*** Opening of Source material ***

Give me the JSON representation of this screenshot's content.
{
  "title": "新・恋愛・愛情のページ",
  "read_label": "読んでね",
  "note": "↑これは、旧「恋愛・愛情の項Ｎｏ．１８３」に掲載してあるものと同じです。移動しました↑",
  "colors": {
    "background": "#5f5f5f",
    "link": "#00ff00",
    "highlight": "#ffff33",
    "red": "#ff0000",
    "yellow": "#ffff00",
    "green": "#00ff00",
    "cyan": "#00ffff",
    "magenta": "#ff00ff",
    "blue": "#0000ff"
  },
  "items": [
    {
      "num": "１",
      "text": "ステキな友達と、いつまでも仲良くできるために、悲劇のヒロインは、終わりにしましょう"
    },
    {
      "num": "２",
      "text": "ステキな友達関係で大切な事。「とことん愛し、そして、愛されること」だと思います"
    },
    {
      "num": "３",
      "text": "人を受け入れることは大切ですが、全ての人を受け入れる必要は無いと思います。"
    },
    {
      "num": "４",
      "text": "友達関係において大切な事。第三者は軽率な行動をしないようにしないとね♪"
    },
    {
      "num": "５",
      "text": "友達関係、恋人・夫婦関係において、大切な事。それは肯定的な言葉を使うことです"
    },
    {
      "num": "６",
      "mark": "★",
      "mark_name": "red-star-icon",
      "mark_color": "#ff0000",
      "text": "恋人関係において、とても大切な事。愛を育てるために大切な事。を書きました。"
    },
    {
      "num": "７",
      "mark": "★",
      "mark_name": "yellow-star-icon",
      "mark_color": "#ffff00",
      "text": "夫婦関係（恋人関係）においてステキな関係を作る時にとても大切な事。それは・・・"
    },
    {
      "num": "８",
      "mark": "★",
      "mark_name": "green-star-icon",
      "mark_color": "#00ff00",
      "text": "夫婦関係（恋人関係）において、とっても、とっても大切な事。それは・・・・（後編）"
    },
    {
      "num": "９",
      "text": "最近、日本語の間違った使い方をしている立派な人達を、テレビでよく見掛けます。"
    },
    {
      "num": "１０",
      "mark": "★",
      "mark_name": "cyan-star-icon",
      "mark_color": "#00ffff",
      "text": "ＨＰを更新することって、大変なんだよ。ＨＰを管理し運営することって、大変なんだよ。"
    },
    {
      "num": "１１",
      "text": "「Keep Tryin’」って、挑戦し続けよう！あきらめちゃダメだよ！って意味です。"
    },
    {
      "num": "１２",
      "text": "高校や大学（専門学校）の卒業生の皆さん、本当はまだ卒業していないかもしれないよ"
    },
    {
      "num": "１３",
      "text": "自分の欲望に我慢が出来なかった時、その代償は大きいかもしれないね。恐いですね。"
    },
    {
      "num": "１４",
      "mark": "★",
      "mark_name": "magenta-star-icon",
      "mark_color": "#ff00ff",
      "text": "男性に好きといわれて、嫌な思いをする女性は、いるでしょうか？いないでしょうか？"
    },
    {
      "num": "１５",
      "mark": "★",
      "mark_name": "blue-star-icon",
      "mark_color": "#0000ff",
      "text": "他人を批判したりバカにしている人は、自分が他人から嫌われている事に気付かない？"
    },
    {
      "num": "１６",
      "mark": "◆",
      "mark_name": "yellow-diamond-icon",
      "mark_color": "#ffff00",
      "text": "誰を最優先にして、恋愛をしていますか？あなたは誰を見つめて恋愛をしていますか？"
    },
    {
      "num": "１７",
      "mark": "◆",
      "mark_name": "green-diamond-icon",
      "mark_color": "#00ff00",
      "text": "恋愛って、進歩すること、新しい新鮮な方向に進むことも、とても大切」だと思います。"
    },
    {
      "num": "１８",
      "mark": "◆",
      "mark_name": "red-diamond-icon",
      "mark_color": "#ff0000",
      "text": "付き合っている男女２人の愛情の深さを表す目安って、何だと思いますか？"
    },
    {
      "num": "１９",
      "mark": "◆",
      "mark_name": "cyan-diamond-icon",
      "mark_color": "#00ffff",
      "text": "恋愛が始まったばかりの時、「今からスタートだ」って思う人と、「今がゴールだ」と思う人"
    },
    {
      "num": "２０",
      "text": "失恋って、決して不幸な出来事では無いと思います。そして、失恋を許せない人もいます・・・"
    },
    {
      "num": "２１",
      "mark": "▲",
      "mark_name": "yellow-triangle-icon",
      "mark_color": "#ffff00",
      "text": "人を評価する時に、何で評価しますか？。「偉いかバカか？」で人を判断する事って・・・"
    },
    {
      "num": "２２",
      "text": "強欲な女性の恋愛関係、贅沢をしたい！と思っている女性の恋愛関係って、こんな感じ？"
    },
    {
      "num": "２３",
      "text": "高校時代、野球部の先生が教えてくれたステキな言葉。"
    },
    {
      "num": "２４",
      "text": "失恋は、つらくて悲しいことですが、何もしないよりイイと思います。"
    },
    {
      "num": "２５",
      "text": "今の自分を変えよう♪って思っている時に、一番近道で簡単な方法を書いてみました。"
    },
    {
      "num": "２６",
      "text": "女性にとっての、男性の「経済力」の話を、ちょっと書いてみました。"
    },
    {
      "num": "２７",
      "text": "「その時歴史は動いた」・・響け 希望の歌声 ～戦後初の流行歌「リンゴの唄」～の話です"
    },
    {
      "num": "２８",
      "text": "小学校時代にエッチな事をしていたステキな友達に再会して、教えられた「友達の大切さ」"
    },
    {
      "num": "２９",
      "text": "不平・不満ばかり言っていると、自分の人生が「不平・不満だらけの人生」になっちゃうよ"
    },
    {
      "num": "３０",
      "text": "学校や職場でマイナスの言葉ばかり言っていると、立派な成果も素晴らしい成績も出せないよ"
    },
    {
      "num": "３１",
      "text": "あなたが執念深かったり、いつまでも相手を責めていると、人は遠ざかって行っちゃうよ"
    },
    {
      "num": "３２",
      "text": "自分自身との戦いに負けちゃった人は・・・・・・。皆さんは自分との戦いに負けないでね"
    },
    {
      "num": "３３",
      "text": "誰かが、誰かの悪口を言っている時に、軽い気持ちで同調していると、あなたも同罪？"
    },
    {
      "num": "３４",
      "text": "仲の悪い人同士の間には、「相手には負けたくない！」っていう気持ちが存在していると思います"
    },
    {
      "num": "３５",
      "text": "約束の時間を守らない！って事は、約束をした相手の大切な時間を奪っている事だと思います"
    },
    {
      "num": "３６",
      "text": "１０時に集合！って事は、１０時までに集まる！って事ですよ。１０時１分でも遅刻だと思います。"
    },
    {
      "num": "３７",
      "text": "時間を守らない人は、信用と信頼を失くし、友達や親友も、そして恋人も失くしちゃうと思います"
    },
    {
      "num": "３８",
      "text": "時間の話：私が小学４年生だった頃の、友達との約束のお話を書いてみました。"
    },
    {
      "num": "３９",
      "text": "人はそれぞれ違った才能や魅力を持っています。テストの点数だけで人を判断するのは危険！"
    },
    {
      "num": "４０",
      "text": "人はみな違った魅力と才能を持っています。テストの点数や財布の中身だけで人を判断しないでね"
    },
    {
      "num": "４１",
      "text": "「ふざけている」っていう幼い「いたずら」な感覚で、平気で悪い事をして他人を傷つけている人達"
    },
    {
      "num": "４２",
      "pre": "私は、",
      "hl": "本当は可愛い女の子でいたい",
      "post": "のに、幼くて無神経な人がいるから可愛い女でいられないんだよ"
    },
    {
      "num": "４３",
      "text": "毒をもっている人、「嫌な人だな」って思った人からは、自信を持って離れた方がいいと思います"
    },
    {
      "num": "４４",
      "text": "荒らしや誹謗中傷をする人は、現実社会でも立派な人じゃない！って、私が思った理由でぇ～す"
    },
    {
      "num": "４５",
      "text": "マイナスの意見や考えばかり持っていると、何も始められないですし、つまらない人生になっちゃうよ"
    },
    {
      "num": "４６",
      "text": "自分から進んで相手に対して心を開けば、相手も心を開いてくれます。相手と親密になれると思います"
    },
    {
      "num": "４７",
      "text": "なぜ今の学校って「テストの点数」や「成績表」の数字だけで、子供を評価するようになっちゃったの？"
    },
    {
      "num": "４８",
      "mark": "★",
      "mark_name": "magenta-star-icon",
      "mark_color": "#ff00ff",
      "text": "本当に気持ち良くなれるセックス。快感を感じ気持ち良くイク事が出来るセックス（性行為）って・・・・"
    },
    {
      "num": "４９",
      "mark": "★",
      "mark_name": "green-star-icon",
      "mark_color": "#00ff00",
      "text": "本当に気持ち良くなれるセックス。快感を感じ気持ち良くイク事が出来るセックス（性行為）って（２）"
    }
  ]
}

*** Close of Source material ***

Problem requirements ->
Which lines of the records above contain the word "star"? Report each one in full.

Answer to the exercise ->
      "mark_name": "red-star-icon",
      "mark_name": "yellow-star-icon",
      "mark_name": "green-star-icon",
      "mark_name": "cyan-star-icon",
      "mark_name": "magenta-star-icon",
      "mark_name": "blue-star-icon",
      "mark_name": "magenta-star-icon",
      "mark_name": "green-star-icon",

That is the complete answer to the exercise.